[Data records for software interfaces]
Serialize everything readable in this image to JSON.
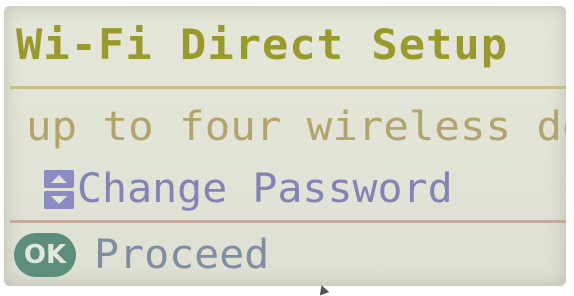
{
  "screen": {
    "title": "Wi-Fi Direct Setup",
    "scroll_text": "up to four wireless de",
    "option_label": "Change Password",
    "option_icon": "up-down-arrows-icon",
    "ok_button_label": "OK",
    "proceed_label": "Proceed"
  },
  "colors": {
    "lcd_background": "#e2e4d7",
    "title": "#9a9a2c",
    "scroll_text": "#b3a36c",
    "option_text": "#8383b7",
    "ok_button": "#5d8e7b",
    "proceed_text": "#7f8ea0"
  }
}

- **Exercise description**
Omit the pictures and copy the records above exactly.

- **Result**
Serialize everything readable in this image to JSON.
{
  "screen": {
    "title": "Wi-Fi Direct Setup",
    "scroll_text": "up to four wireless de",
    "option_label": "Change Password",
    "option_icon": "up-down-arrows-icon",
    "ok_button_label": "OK",
    "proceed_label": "Proceed"
  },
  "colors": {
    "lcd_background": "#e2e4d7",
    "title": "#9a9a2c",
    "scroll_text": "#b3a36c",
    "option_text": "#8383b7",
    "ok_button": "#5d8e7b",
    "proceed_text": "#7f8ea0"
  }
}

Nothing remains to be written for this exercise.